Two other capital city surnames round-out the popular top tier with greater than a hundred thousand appearances each.
The surname Austin is an Anglicization of Augustine, with Latin roots implying "greatness." That’s the reason why Roman emperors were often titled Augustus. Austin, Texas was named for Stephen F. Austin, the "Father of Texas." It served as the national capital of the Republic of Texas from 1839-1846 before it became the state capital of Texas with its admission to the United States. There were 113,160 people with the Austin surname in the 2000 Census.
The surname Montgomery is a bit shrouded in history and traces back with Norman roots to the 11th Century at least. Montgomery, Alabama was named in 1819 for Richard Montgomery, a general during the American Revolution. Paradoxically, the surrounding county was also named Montgomery, although for a different Montgomery, Lemuel P. Montgomery who died in the 1814 Creek War. There were 112,144 people with the
Austin surname in the 2000 Census.

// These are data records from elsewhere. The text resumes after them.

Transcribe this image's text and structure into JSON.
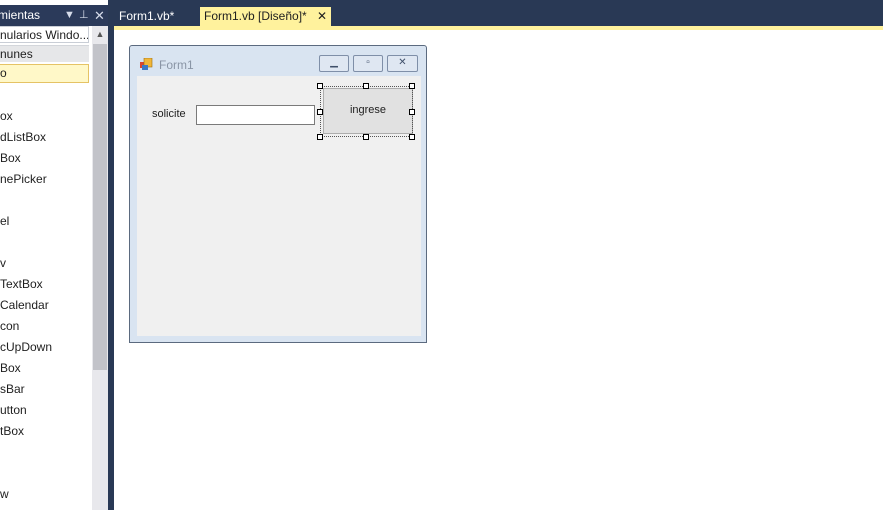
{
  "toolbox": {
    "title": "mientas",
    "categories": [
      "nularios Windo...",
      "nunes",
      "o"
    ],
    "items": [
      "ox",
      "dListBox",
      "Box",
      "nePicker",
      "el",
      "v",
      "TextBox",
      "Calendar",
      "con",
      "cUpDown",
      "Box",
      "sBar",
      "utton",
      "tBox",
      "w"
    ]
  },
  "tabs": {
    "tab1": "Form1.vb*",
    "tab2": "Form1.vb [Diseño]*"
  },
  "form": {
    "title": "Form1",
    "label_text": "solicite",
    "textbox_value": "",
    "button_label": "ingrese"
  }
}
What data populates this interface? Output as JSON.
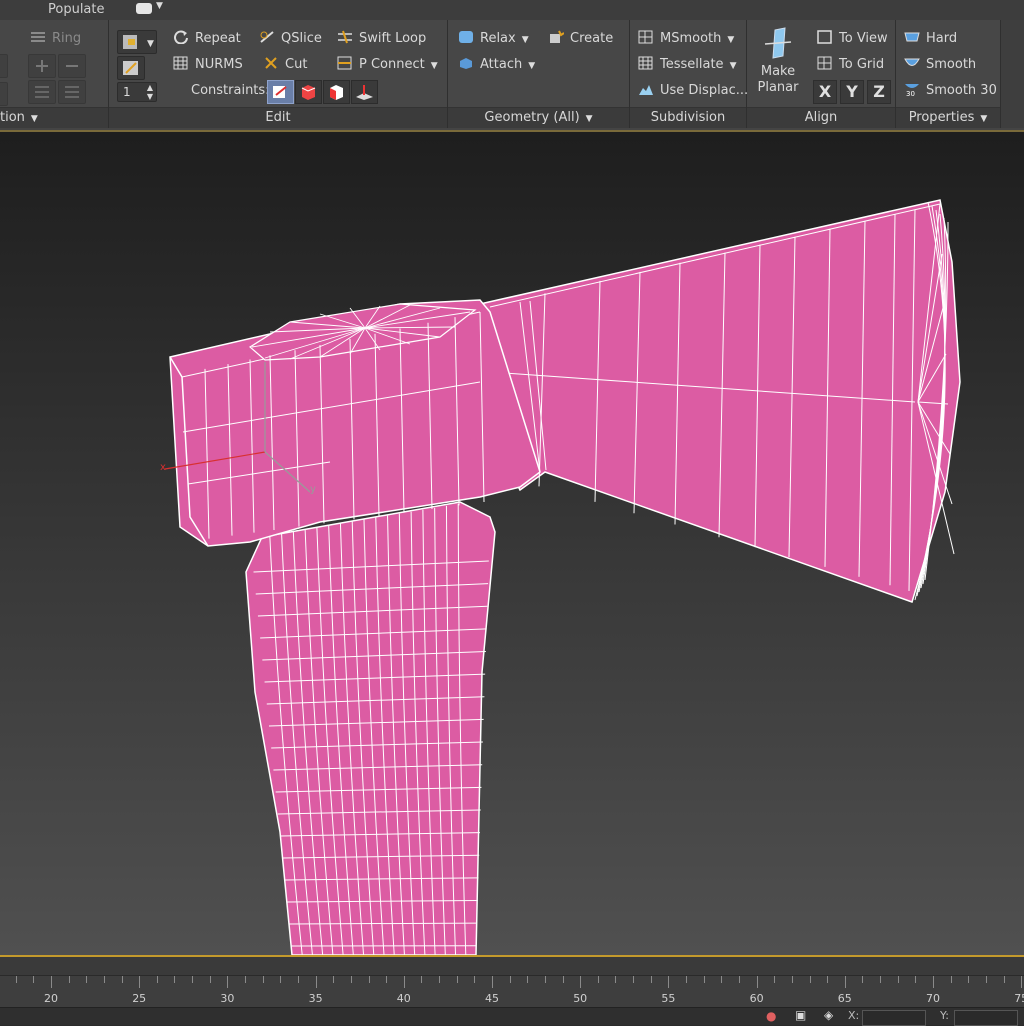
{
  "topbar": {
    "populate_label": "Populate"
  },
  "ribbon": {
    "panels": {
      "selection": {
        "title": "tion"
      },
      "loops": {
        "ring_label": "Ring",
        "spinner_value": "1"
      },
      "edit": {
        "title": "Edit",
        "repeat": "Repeat",
        "qslice": "QSlice",
        "swift_loop": "Swift Loop",
        "nurms": "NURMS",
        "cut": "Cut",
        "p_connect": "P Connect",
        "constraints_label": "Constraints:"
      },
      "geometry": {
        "title": "Geometry (All)",
        "relax": "Relax",
        "create": "Create",
        "attach": "Attach"
      },
      "subdivision": {
        "title": "Subdivision",
        "msmooth": "MSmooth",
        "tessellate": "Tessellate",
        "use_displace": "Use Displac..."
      },
      "align": {
        "title": "Align",
        "make_planar": "Make Planar",
        "to_view": "To View",
        "to_grid": "To Grid",
        "x": "X",
        "y": "Y",
        "z": "Z"
      },
      "properties": {
        "title": "Properties",
        "hard": "Hard",
        "smooth": "Smooth",
        "smooth30": "Smooth 30"
      }
    }
  },
  "viewport": {
    "mesh_color": "#dc5ca3",
    "wire_color": "#ffffff",
    "axis_x_label": "x",
    "axis_y_label": "y"
  },
  "timeline": {
    "ticks": [
      "20",
      "25",
      "30",
      "35",
      "40",
      "45",
      "50",
      "55",
      "60",
      "65",
      "70",
      "75"
    ]
  },
  "statusbar": {
    "x_label": "X:",
    "y_label": "Y:"
  }
}
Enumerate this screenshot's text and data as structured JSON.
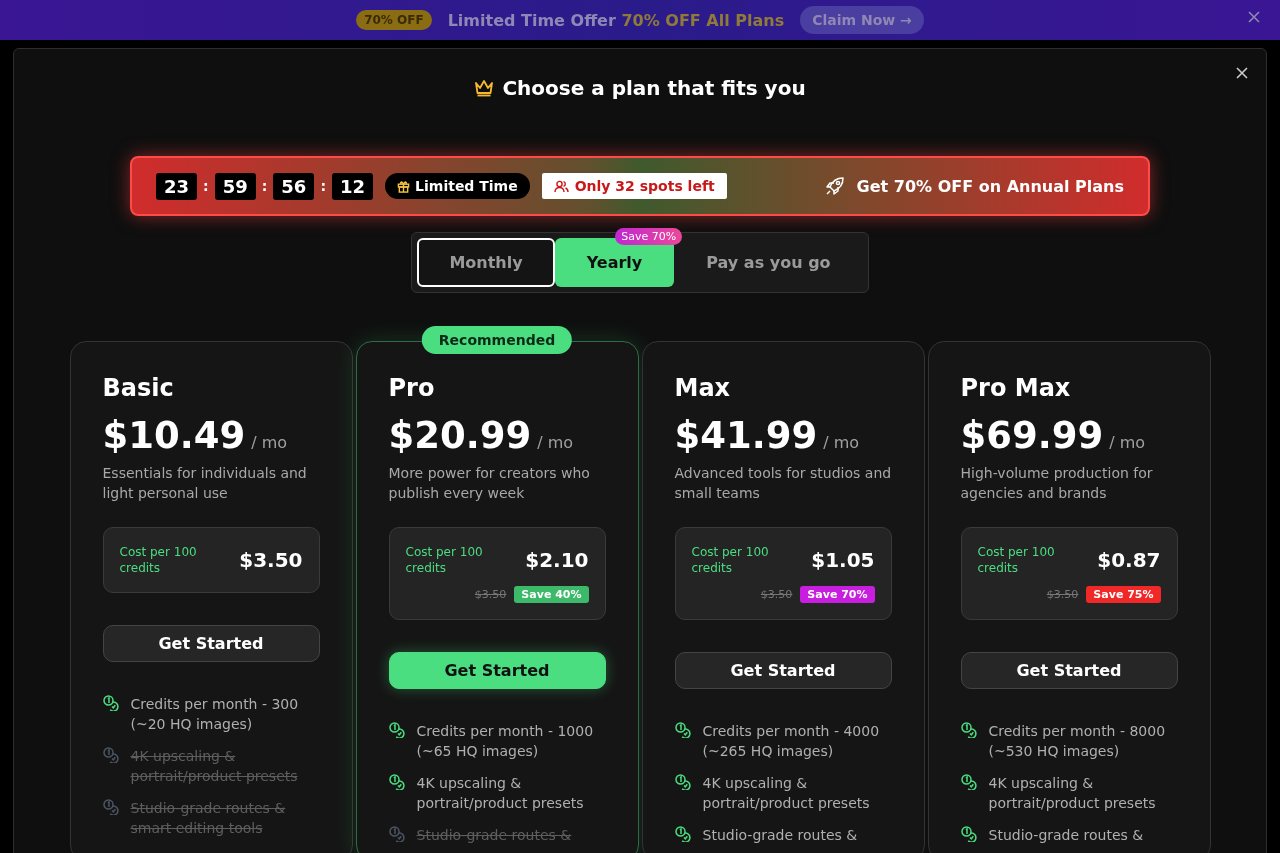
{
  "promo_bar": {
    "badge": "70% OFF",
    "text": "Limited Time Offer",
    "highlight": "70% OFF All Plans",
    "button": "Claim Now →"
  },
  "modal": {
    "title": "Choose a plan that fits you"
  },
  "countdown": {
    "timer": [
      {
        "kind": "digit",
        "text": "23"
      },
      {
        "kind": "sep",
        "text": ":"
      },
      {
        "kind": "digit",
        "text": "59"
      },
      {
        "kind": "sep",
        "text": ":"
      },
      {
        "kind": "digit",
        "text": "56"
      },
      {
        "kind": "sep",
        "text": ":"
      },
      {
        "kind": "digit",
        "text": "12"
      }
    ],
    "limited_badge": "Limited Time",
    "spots_badge": "Only 32 spots left",
    "offer": "Get 70% OFF on Annual Plans"
  },
  "billing_tabs": [
    {
      "label": "Monthly",
      "selected": false,
      "focused": true
    },
    {
      "label": "Yearly",
      "selected": true,
      "focused": false,
      "badge": "Save 70%"
    },
    {
      "label": "Pay as you go",
      "selected": false,
      "focused": false
    }
  ],
  "plans": [
    {
      "name": "Basic",
      "price": "$10.49",
      "period": "/ mo",
      "description": "Essentials for individuals and light personal use",
      "cost_label": "Cost per 100 credits",
      "cost": "$3.50",
      "highlighted": false,
      "button": {
        "label": "Get Started",
        "primary": false
      },
      "features": [
        {
          "text": "Credits per month - 300 (~20 HQ images)",
          "included": true
        },
        {
          "text": "4K upscaling & portrait/product presets",
          "included": false
        },
        {
          "text": "Studio-grade routes & smart editing tools",
          "included": false
        }
      ]
    },
    {
      "name": "Pro",
      "price": "$20.99",
      "period": "/ mo",
      "badge": "Recommended",
      "description": "More power for creators who publish every week",
      "cost_label": "Cost per 100 credits",
      "cost": "$2.10",
      "original": "$3.50",
      "save": "Save 40%",
      "color": "#3cba6a",
      "highlighted": true,
      "button": {
        "label": "Get Started",
        "primary": true
      },
      "features": [
        {
          "text": "Credits per month - 1000 (~65 HQ images)",
          "included": true
        },
        {
          "text": "4K upscaling & portrait/product presets",
          "included": true
        },
        {
          "text": "Studio-grade routes &",
          "included": false
        }
      ]
    },
    {
      "name": "Max",
      "price": "$41.99",
      "period": "/ mo",
      "description": "Advanced tools for studios and small teams",
      "cost_label": "Cost per 100 credits",
      "cost": "$1.05",
      "original": "$3.50",
      "save": "Save 70%",
      "color": "#c81ee0",
      "highlighted": false,
      "button": {
        "label": "Get Started",
        "primary": false
      },
      "features": [
        {
          "text": "Credits per month - 4000 (~265 HQ images)",
          "included": true
        },
        {
          "text": "4K upscaling & portrait/product presets",
          "included": true
        },
        {
          "text": "Studio-grade routes &",
          "included": true
        }
      ]
    },
    {
      "name": "Pro Max",
      "price": "$69.99",
      "period": "/ mo",
      "description": "High-volume production for agencies and brands",
      "cost_label": "Cost per 100 credits",
      "cost": "$0.87",
      "original": "$3.50",
      "save": "Save 75%",
      "color": "#f02828",
      "highlighted": false,
      "button": {
        "label": "Get Started",
        "primary": false
      },
      "features": [
        {
          "text": "Credits per month - 8000 (~530 HQ images)",
          "included": true
        },
        {
          "text": "4K upscaling & portrait/product presets",
          "included": true
        },
        {
          "text": "Studio-grade routes &",
          "included": true
        }
      ]
    }
  ]
}
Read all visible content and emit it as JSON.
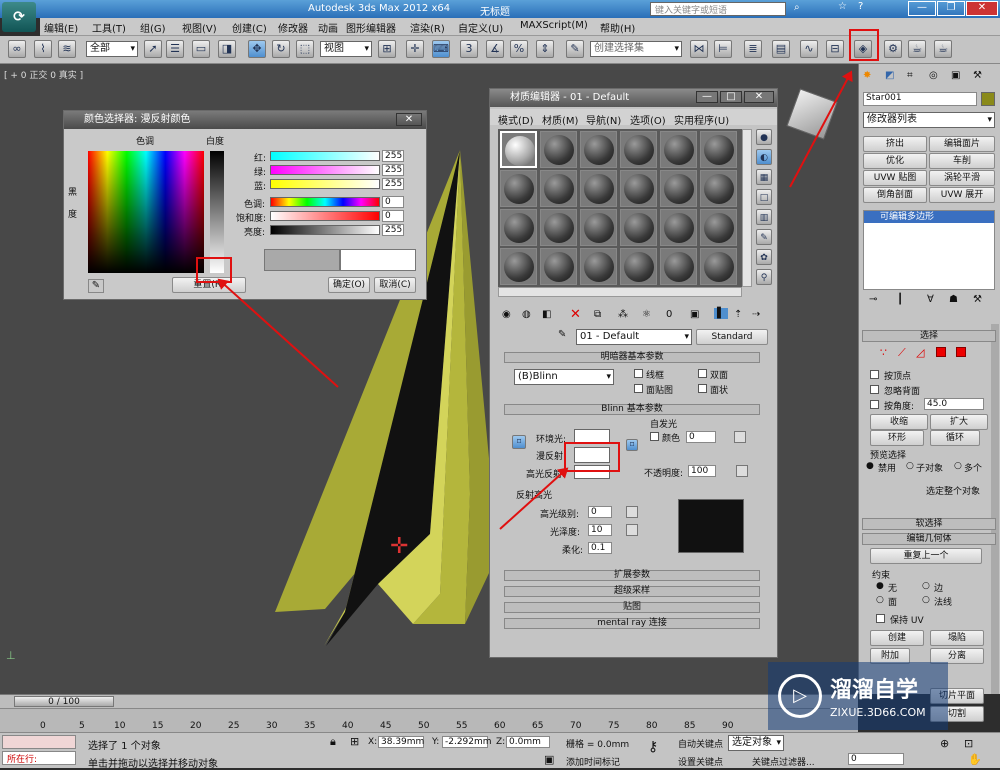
{
  "app": {
    "title": "Autodesk 3ds Max  2012 x64",
    "doc": "无标题",
    "search_placeholder": "键入关键字或短语"
  },
  "menu": [
    "编辑(E)",
    "工具(T)",
    "组(G)",
    "视图(V)",
    "创建(C)",
    "修改器",
    "动画",
    "图形编辑器",
    "渲染(R)",
    "自定义(U)",
    "MAXScript(M)",
    "帮助(H)"
  ],
  "toolbar": {
    "filter": "全部",
    "view": "视图",
    "selection_set": "创建选择集",
    "snap": "3"
  },
  "viewport": {
    "label": "[ + 0 正交 0 真实 ]"
  },
  "color_picker": {
    "title": "颜色选择器: 漫反射颜色",
    "hue_label": "色调",
    "white_label": "白度",
    "black_label": "黑",
    "degree_label": "度",
    "rows": [
      {
        "label": "红:",
        "value": "255"
      },
      {
        "label": "绿:",
        "value": "255"
      },
      {
        "label": "蓝:",
        "value": "255"
      },
      {
        "label": "色调:",
        "value": "0"
      },
      {
        "label": "饱和度:",
        "value": "0"
      },
      {
        "label": "亮度:",
        "value": "255"
      }
    ],
    "reset": "重置(R)",
    "ok": "确定(O)",
    "cancel": "取消(C)"
  },
  "material_editor": {
    "title": "材质编辑器 - 01 - Default",
    "menu": [
      "模式(D)",
      "材质(M)",
      "导航(N)",
      "选项(O)",
      "实用程序(U)"
    ],
    "material_name": "01 - Default",
    "material_type": "Standard",
    "shader_rollout": "明暗器基本参数",
    "shader": "(B)Blinn",
    "wire": "线框",
    "two_sided": "双面",
    "face_map": "面贴图",
    "faceted": "面状",
    "blinn_rollout": "Blinn 基本参数",
    "self_illum": "自发光",
    "ambient": "环境光:",
    "diffuse": "漫反射:",
    "specular": "高光反射:",
    "color": "颜色",
    "self_illum_value": "0",
    "opacity_label": "不透明度:",
    "opacity": "100",
    "spec_highlights": "反射高光",
    "spec_level_label": "高光级别:",
    "spec_level": "0",
    "glossiness_label": "光泽度:",
    "glossiness": "10",
    "soften_label": "柔化:",
    "soften": "0.1",
    "rollouts": [
      "扩展参数",
      "超级采样",
      "贴图",
      "mental ray 连接"
    ]
  },
  "command_panel": {
    "object_name": "Star001",
    "modifier_list": "修改器列表",
    "buttons": [
      "挤出",
      "编辑面片",
      "优化",
      "车削",
      "UVW 贴图",
      "涡轮平滑",
      "倒角剖面",
      "UVW 展开"
    ],
    "stack_item": "可编辑多边形",
    "select_title": "选择",
    "by_vertex": "按顶点",
    "ignore_back": "忽略背面",
    "by_angle": "按角度:",
    "angle": "45.0",
    "shrink": "收缩",
    "grow": "扩大",
    "ring": "环形",
    "loop": "循环",
    "preview": "预览选择",
    "disabled": "禁用",
    "sub_obj": "子对象",
    "multi": "多个",
    "whole_obj": "选定整个对象",
    "soft_sel": "软选择",
    "edit_geom": "编辑几何体",
    "repeat_last": "重复上一个",
    "constraints": "约束",
    "none": "无",
    "edge": "边",
    "face": "面",
    "normal": "法线",
    "preserve_uv": "保持 UV",
    "create": "创建",
    "collapse": "塌陷",
    "attach": "附加",
    "detach": "分离",
    "slice": "切片平面",
    "cut": "切割"
  },
  "timeline": {
    "frame": "0 / 100",
    "ticks": [
      "0",
      "5",
      "10",
      "15",
      "20",
      "25",
      "30",
      "35",
      "40",
      "45",
      "50",
      "55",
      "60",
      "65",
      "70",
      "75",
      "80",
      "85",
      "90"
    ]
  },
  "status": {
    "selected": "选择了 1 个对象",
    "hint": "单击并拖动以选择并移动对象",
    "x_label": "X:",
    "x": "38.39mm",
    "y_label": "Y:",
    "y": "-2.292mm",
    "z_label": "Z:",
    "z": "0.0mm",
    "grid": "栅格 = 0.0mm",
    "autokey": "自动关键点",
    "selected_obj": "选定对象",
    "setkey": "设置关键点",
    "key_filter": "关键点过滤器...",
    "add_time_tag": "添加时间标记",
    "in_progress": "所在行:",
    "frame_num": "0"
  },
  "watermark": {
    "brand": "溜溜自学",
    "url": "ZIXUE.3D66.COM"
  }
}
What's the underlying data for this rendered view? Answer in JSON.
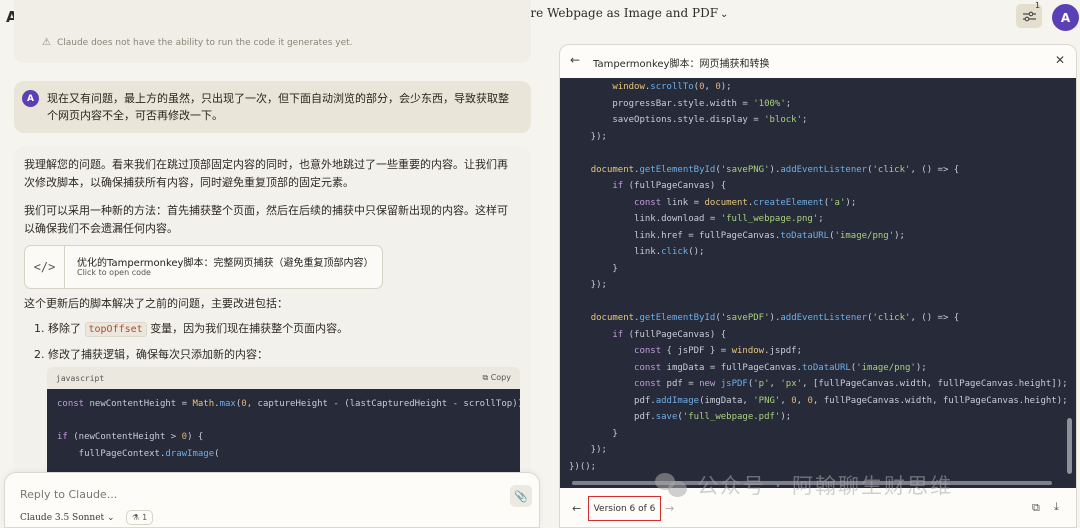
{
  "topbar": {
    "logo": "AI\\",
    "new_chat": "+",
    "title": "Tampermonkey Script: Capture Webpage as Image and PDF",
    "title_chevron": "⌄",
    "settings_badge": "1",
    "user_initial": "A"
  },
  "chat": {
    "prev_notice": "Claude does not have the ability to run the code it generates yet.",
    "user_message": {
      "avatar": "A",
      "text": "现在又有问题，最上方的虽然，只出现了一次，但下面自动浏览的部分，会少东西，导致获取整个网页内容不全，可否再修改一下。"
    },
    "ai_message": {
      "p1": "我理解您的问题。看来我们在跳过顶部固定内容的同时，也意外地跳过了一些重要的内容。让我们再次修改脚本，以确保捕获所有内容，同时避免重复顶部的固定元素。",
      "p2": "我们可以采用一种新的方法：首先捕获整个页面，然后在后续的捕获中只保留新出现的内容。这样可以确保我们不会遗漏任何内容。",
      "artifact": {
        "title": "优化的Tampermonkey脚本：完整网页捕获（避免重复顶部内容）",
        "subtitle": "Click to open code"
      },
      "p3": "这个更新后的脚本解决了之前的问题，主要改进包括：",
      "list": [
        {
          "num": "1.",
          "pre": "移除了",
          "code": "topOffset",
          "post": "变量，因为我们现在捕获整个页面内容。"
        },
        {
          "num": "2.",
          "pre": "修改了捕获逻辑，确保每次只添加新的内容：",
          "code": "",
          "post": ""
        }
      ],
      "code_block": {
        "lang": "javascript",
        "copy_label": "Copy"
      }
    }
  },
  "reply": {
    "placeholder": "Reply to Claude...",
    "model": "Claude 3.5 Sonnet",
    "model_chevron": "⌄",
    "badge_count": "1"
  },
  "panel": {
    "title": "Tampermonkey脚本：网页捕获和转换",
    "version": "Version 6 of 6"
  },
  "watermark": "公众号 · 阿翰聊生财思维"
}
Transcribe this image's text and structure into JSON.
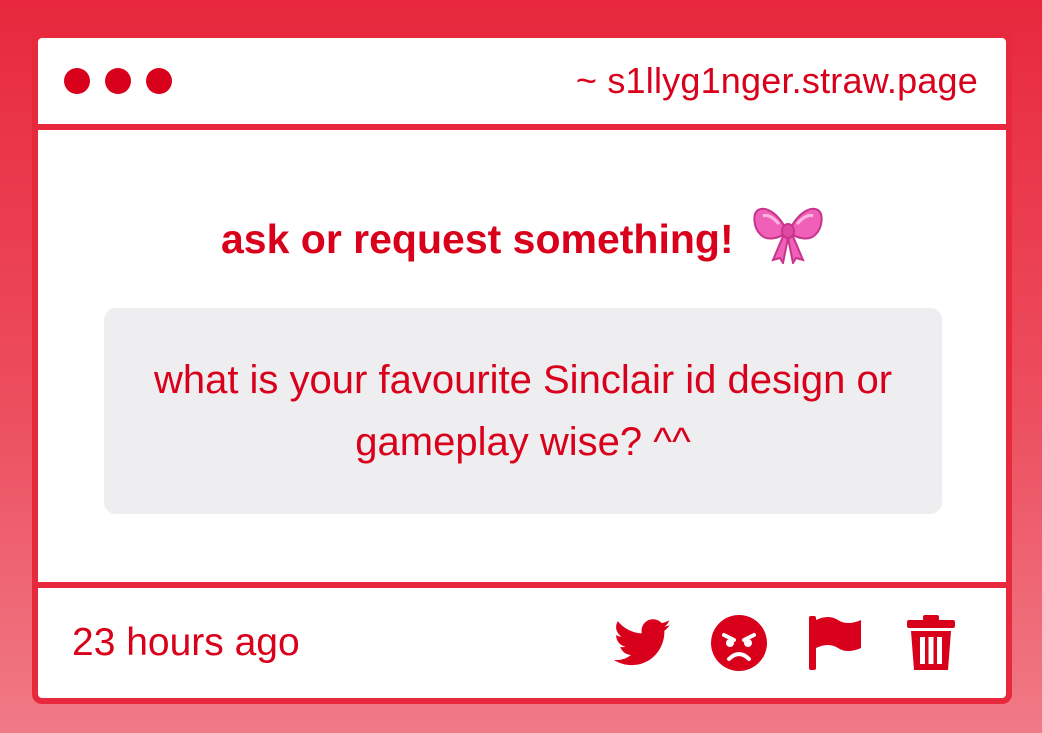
{
  "window": {
    "url": "~ s1llyg1nger.straw.page"
  },
  "main": {
    "heading": "ask or request something!",
    "heading_icon": "ribbon-bow-icon",
    "question": "what is your favourite Sinclair id design or gameplay wise? ^^"
  },
  "footer": {
    "timestamp": "23 hours ago",
    "actions": [
      {
        "icon": "twitter-bird-icon"
      },
      {
        "icon": "angry-face-icon"
      },
      {
        "icon": "flag-icon"
      },
      {
        "icon": "trash-icon"
      }
    ]
  },
  "colors": {
    "accent": "#d9001b",
    "border": "#e8283d",
    "question_bg": "#eeedef",
    "bow": "#f060b8"
  }
}
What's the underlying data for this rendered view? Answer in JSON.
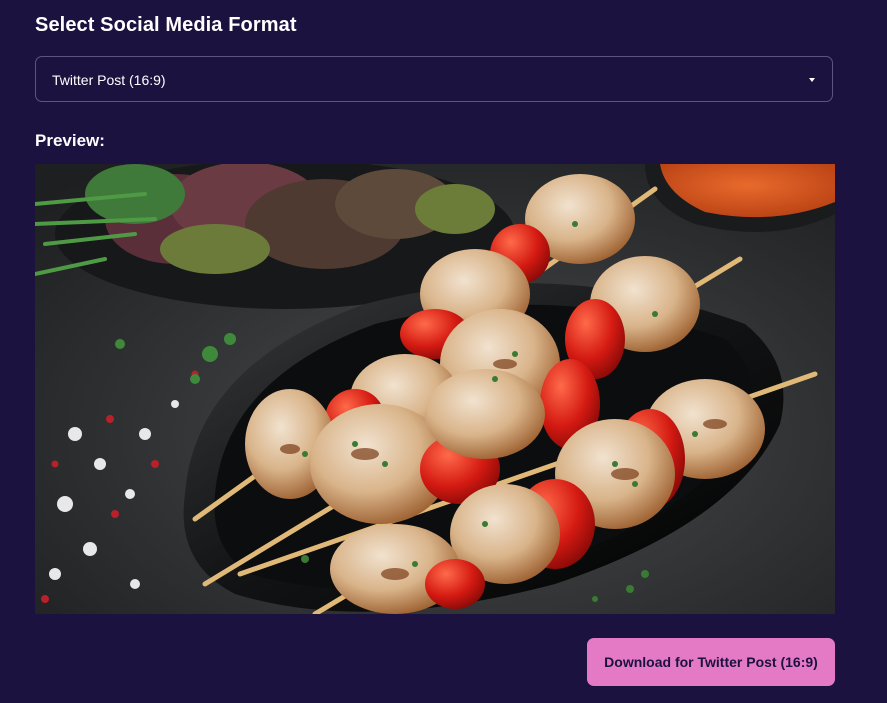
{
  "header": {
    "title": "Select Social Media Format"
  },
  "format_select": {
    "selected": "Twitter Post (16:9)",
    "caret_icon": "caret-down-icon"
  },
  "preview": {
    "label": "Preview:",
    "image_subject": "grilled chicken and red pepper skewers on a black plate"
  },
  "actions": {
    "download_label": "Download for Twitter Post (16:9)"
  },
  "colors": {
    "background": "#1c1240",
    "accent_button": "#e47ac6",
    "border": "#5c5580"
  }
}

I think that little bit of geo-trivia is a good place to stop my surname-geography comparison.